heard even in the temple on the outskirts of
the city, a public place open to all devotees.
Such insubordination had never been
witnessed before. The young Rana Vikram
and his mother could not treat Mira with either indifference or clemency. Her rising
popularity and strong political connections made the Rana so jealous that he tried to
kill her several times.. It is said that once a poisonous snake was sent to her in a
flower basket, but when she opened it she found an image of Krishna; on another
occasion she was given a cup of poison but drank it with Krishna's name on her lips
and was miraculously saved.

This Rajput princess's lovely songs have inspired many generations of Hindus.
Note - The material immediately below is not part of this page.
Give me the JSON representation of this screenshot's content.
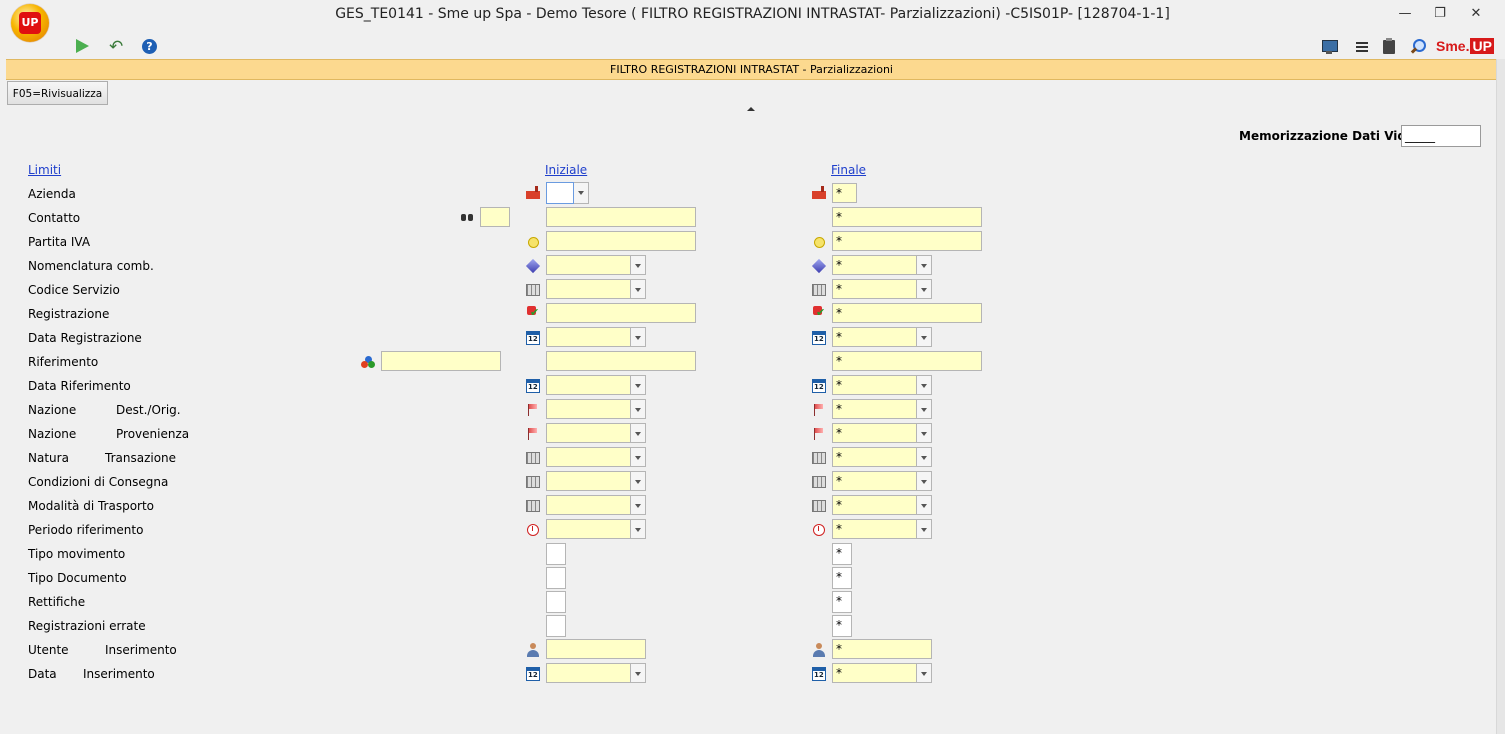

She
sang:

"My only Lord is Giridhar Gopal


None else, none else, in this false world;
I have forsaken my family and friends,
I sit among saintly souls,
I have lost regard for worldly fame and honor,
My heart swells at the sight of the godly,
It shrinks at the sight of the worldly.
I have watered the creeper of God’s love with my own tears.
Churning the curds of life, I have taken out the butter and thrown away the rest.
The King, my husband, sent me a cup of poison:
I drank it with pleasure.
The news is now public, everyone knows now
That Mirabai has fallen in love with God!
It does not matter now: what was fated to happen, has happened."

Many stories are told of how the devotion of Mirabai for Lord Krishna led her to
abandon her husband, who was the ruler of the ancient Rajput state of Mewar, and
to pass life in complete dedication to the praise of her God. Once for example, her
husband, hearing her talking in a closed room to a man, rushed in with drawn sword
to kill her for her unfaithfulness. But it was Krishna with her, and he transformed her
into a multitude of forms so that the king could not tell which one was really his wife.
In response to her continual pleading for a demonstration of his love for her, Lord
Krishna finally revealed himself in his glory and absorbed her soul into his. Her
hauntingly lovely songs are still popular in western India and Rajasthan. In this
poem, Giridhar Gopal is a name of Krishna.

(source: exoticindiaart.com).